Naked and Alone in a Japanese Hot Tub
We hadn’t slept at all when we landed in Tokyo at 8:00 a.m. Was it a mistake to take the 4-hour red-eye flight from Hong Kong? Then, I spotted a coffee shop. The world always looks better after a cup of coffee.
When Martin and I travel, we don’t necessarily need to see all the tourist sites. We enjoy new experiences and learning about the local life the most. So we started our Japanese adventure in Nikko, a small town about two hours north of Tokyo. It was so refreshing to not be surrounded by high-rises everywhere. October is supposed to be the best time to see the fall colors, but we didn’t see much of that at all.
Nikko is famous for its UNESCO World Heritage Shrine and for its national park which has a huge waterfall in it.

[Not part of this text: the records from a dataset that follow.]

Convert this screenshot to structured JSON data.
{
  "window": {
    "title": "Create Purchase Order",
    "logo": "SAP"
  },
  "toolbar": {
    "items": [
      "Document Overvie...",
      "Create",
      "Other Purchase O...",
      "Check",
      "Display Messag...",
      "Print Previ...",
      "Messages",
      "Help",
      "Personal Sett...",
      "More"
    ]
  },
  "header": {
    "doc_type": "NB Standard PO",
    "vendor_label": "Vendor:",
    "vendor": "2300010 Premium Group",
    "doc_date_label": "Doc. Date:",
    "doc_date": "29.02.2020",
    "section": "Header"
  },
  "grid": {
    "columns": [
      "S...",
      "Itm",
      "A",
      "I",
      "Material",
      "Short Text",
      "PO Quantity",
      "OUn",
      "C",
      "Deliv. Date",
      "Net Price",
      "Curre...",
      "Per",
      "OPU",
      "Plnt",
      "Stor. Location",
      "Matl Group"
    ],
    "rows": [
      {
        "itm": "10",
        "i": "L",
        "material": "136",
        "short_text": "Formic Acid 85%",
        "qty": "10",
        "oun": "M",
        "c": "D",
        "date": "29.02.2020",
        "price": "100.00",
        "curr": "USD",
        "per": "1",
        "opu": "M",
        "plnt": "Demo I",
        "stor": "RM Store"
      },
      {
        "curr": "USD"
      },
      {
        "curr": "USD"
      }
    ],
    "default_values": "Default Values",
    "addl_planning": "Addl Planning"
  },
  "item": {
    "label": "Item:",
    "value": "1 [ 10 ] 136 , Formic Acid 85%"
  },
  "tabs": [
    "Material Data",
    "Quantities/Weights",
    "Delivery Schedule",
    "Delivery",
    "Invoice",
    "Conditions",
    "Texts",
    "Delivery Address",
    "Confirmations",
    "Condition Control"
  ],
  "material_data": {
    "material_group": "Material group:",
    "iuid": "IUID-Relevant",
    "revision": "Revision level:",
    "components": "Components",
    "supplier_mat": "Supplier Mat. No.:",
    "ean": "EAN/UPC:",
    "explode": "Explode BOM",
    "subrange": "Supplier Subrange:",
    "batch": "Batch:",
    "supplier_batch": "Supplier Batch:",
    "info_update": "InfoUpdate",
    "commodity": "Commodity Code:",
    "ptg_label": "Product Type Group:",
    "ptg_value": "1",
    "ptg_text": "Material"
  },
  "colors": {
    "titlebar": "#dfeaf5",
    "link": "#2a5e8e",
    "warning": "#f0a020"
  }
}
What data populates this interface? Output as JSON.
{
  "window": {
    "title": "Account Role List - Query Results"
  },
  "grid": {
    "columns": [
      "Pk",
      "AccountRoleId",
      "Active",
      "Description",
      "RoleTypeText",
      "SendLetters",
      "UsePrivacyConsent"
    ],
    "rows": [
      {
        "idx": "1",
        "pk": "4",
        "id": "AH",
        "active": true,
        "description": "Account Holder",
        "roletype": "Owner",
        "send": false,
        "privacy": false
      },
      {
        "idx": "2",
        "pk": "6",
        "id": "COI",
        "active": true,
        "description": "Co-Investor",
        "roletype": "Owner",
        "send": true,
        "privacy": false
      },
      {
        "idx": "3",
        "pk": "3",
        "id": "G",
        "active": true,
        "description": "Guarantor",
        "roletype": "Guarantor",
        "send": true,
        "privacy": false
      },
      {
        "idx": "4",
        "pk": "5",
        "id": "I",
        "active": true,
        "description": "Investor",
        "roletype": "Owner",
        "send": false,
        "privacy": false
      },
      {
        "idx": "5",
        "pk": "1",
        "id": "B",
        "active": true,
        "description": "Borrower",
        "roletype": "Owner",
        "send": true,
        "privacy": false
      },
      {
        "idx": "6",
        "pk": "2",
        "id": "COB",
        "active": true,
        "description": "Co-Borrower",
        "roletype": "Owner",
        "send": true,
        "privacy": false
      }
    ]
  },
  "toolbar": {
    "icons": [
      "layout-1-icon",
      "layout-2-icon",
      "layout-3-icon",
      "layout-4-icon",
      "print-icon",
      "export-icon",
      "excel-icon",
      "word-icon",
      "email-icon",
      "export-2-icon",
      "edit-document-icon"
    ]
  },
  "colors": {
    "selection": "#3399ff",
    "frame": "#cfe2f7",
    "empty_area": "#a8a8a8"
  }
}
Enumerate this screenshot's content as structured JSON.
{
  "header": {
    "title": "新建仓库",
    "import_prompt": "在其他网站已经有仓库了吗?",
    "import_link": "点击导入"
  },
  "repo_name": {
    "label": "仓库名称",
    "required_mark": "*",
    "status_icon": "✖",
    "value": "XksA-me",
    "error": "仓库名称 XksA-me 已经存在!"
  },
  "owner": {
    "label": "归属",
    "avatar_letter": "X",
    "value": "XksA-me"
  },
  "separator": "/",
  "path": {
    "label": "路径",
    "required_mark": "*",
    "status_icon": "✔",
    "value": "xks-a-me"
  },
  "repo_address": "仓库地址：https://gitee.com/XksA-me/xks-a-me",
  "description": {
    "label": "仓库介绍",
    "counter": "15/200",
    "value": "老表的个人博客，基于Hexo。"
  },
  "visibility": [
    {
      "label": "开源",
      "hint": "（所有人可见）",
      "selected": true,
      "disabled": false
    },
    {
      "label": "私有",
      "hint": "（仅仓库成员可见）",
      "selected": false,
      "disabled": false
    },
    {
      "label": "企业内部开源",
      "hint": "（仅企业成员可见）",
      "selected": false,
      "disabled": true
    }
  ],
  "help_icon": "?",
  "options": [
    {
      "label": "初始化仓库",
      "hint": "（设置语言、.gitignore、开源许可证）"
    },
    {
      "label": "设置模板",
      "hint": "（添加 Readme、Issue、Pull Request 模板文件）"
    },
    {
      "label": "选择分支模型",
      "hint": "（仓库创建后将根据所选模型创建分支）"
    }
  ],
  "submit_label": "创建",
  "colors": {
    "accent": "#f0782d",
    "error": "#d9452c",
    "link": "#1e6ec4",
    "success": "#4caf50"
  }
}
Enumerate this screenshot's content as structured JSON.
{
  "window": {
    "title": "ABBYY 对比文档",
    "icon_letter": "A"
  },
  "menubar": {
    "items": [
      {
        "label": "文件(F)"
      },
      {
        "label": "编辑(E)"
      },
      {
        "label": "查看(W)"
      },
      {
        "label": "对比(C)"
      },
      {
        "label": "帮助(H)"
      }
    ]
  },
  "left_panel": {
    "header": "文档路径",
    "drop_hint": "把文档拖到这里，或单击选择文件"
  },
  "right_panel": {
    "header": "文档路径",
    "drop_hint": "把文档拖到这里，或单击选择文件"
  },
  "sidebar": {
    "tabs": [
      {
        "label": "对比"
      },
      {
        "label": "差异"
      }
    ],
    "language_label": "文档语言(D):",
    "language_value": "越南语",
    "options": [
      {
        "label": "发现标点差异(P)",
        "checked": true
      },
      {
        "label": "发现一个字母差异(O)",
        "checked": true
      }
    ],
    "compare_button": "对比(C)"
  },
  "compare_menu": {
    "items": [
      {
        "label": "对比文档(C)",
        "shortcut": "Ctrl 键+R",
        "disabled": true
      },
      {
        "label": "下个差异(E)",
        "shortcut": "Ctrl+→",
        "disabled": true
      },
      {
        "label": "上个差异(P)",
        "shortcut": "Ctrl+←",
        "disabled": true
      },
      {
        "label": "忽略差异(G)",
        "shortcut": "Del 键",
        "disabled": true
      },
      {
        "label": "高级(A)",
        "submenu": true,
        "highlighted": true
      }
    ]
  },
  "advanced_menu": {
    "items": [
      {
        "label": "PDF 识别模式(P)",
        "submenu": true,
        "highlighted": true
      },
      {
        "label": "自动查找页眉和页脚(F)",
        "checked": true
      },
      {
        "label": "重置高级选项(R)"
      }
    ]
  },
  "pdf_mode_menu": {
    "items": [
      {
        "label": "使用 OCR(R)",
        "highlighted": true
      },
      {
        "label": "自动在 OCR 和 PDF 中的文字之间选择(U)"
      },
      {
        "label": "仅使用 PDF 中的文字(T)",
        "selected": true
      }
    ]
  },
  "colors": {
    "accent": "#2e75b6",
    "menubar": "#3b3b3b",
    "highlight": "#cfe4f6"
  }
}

The shrine was beautiful and fun to visit even though we couldn’t see the main gate since it was being restored.
Afterwards, we took a bus up the mountain to the national park. As we climbed higher and higher, the fog got thicker and thicker…we could hear the waterfall, but we couldn’t see anything. We had expected to see the things pictured here. I think we found Lake Chuzenji too but it was hard to tell…
Because the weather was so murky, we decided to visit a traditional onsen.
These things are weird. I’ve visited hot springs in Iceland, in Guatemala, and now in Japan. Iceland’s was the best. Guatemala’s was OK. Japan’s was awkwardly uncomfortable.
Men and women bathe separately because everyone is naked. There were two tubs – one outside with warm water and one inside with hot water. The benches in the tubs were at an awkward height; when I sat on them, the water only came up to my waist. I tried sitting on the floor of the tub to cover my whole body, but that also felt strange. Despite no other women being there, I felt exposed. I could hear Martin on the other side of the wall chatting with a Japanese man while I sat naked and alone in a dirty tub of murky sulfuric water.
The visit to the onsen ended on a bright note, however. Outside of the tubs is a common lounge area where Martin’s new Japanese friend was waiting for him and offered him a beer from the vending machine. We sat and chatted with him and his companions for a while, and they shared their Japanese snacks with us. It was just one of countless times Japanese people went out of their way to be kind to us.
Everyone we met in Japan was overly gracious and helpful.
Several people gave us directions and help with navigating the complex train system. One man even wrote down the directions for us, even though I already had written them down. Another man at the airport spent 20 minutes looking for the best way to get to Nikko and then wrote an extensive itinerary for us. Amazing.
In Tokyo, we stayed with a friend of Martin’s brother.
He lives in a big house with his wife and mother-in-law in Mitaka, a far western suburb of Tokyo. I was overwhelmed with their generosity; we felt so welcome in their home.
Visiting Tokyo is intimidating since it is so huge and nearly every neighborhood has something different to see and experience. Our host and his wife were going to Asakusa (pronounced ah-SOCKS-ah) on our first full day in the city, so we joined them.
We visited the famous shrine there and went up 350 meters (about 1150 feet) in the Skytree to see beautiful panoramic views of Tokyo.
Martin and I got interviewed for some TV show while visiting the shrine. They wanted to talk to foreigners and we said OK. I thought it would be about visiting Japan or something like that, but they wanted to know about our opinion about the Nobel Prize for Literature. Apparently a famous Japanese writer was nominated for the prize and they wanted to know if we thought he would win or if another nominee would win and why. Martin and I were clueless. Ironically, we discovered later that the winner of this year’s Nobel Prize for Literature went to Bob Dylan, who is from Minnesota like we are!
Also in Asakusa is Kappabashi street which is filled with stores selling supplies for restaurants. We saw several stores that sold only plastic food for display cases. My eyes were dazzled by all the adorable plates and cutlery. I was like a kid in a candy store, already designing my kitchen for when we would move to Tokyo.
Speaking of food, everything we ate in Japan was amazing! My taste buds did a little jig with every bite.
I can’t describe everything we ate, but two meals were epic. In Asakusa we found a vegan restaurant with a set lunch menu. OMG.
On our last night in Japan, our host’s wife made us a home-cooked Japanese meal. It was extravagant and thoughtful. We had been telling them the foods we had tried and how much we liked them, and she had listened to us and remembered what we said and served many of those same foods to us for this meal. It was so delicious. I was so distracted with eating that I forgot to take many photos…
Besides exploring Asakusa, we also spent a day wandering around Ueno, Roppungi, Harajuku, Shinjuku, and Shibuya. The day was filled with Japanese art, vegan food, quaint streets, local beer, and a crazy crowded intersection. It was happiness.
We both fell in love with Japan during our short vacation. I can’t wait to go back.